> _What is being asked_: Where a line of the data holds the word "CARGA", copy that line.

(Website and app data records)
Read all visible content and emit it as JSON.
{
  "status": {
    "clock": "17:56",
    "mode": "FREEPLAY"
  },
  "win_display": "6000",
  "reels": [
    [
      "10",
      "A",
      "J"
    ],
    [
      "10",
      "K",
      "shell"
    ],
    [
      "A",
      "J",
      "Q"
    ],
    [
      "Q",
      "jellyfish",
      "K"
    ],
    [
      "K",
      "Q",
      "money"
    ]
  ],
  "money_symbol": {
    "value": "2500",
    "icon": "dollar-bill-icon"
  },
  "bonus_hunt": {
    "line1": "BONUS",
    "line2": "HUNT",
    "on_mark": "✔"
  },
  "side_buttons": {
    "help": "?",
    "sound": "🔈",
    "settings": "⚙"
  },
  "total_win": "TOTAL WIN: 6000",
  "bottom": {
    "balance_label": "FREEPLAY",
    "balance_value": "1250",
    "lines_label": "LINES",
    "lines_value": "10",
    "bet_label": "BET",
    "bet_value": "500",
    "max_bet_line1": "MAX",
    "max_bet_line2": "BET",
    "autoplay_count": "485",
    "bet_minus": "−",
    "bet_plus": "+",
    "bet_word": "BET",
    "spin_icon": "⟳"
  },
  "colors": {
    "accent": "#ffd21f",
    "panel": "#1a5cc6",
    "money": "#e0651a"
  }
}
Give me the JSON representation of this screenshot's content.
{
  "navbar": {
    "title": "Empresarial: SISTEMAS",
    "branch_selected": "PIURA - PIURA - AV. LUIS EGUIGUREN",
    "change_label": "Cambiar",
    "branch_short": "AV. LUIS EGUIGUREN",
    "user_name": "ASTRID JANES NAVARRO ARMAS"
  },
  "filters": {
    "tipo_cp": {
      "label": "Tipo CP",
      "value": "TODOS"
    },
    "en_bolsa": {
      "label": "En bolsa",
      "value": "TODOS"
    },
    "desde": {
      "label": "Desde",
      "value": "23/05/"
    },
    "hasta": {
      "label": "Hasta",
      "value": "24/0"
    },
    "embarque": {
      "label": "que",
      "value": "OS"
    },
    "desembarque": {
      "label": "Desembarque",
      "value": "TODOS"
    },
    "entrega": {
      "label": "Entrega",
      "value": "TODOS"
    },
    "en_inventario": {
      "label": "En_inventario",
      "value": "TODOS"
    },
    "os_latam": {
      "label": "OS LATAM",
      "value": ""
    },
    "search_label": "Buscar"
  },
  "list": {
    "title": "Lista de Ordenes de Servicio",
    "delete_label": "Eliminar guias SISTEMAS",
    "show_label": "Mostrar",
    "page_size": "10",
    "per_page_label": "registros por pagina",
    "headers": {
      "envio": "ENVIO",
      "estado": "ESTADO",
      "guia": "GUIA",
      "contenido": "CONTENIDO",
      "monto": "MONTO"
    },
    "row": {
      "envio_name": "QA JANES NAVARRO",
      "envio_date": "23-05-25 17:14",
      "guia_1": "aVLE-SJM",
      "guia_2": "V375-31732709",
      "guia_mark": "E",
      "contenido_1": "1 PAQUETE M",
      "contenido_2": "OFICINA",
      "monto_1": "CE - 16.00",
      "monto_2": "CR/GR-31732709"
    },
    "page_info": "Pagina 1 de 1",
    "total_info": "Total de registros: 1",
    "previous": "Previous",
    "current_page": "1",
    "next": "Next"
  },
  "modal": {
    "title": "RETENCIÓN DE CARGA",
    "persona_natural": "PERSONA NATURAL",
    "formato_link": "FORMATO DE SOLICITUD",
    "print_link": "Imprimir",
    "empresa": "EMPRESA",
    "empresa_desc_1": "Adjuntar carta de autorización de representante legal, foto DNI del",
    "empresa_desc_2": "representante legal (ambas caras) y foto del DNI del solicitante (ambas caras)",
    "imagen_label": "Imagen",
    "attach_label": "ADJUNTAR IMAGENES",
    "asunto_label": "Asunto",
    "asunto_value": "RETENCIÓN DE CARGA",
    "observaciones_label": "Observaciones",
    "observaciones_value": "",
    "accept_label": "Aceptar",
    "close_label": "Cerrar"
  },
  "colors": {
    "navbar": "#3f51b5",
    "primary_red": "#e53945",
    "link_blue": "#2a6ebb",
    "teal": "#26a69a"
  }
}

> _Answer below_:
    "title": "RETENCIÓN DE CARGA",
    "asunto_value": "RETENCIÓN DE CARGA",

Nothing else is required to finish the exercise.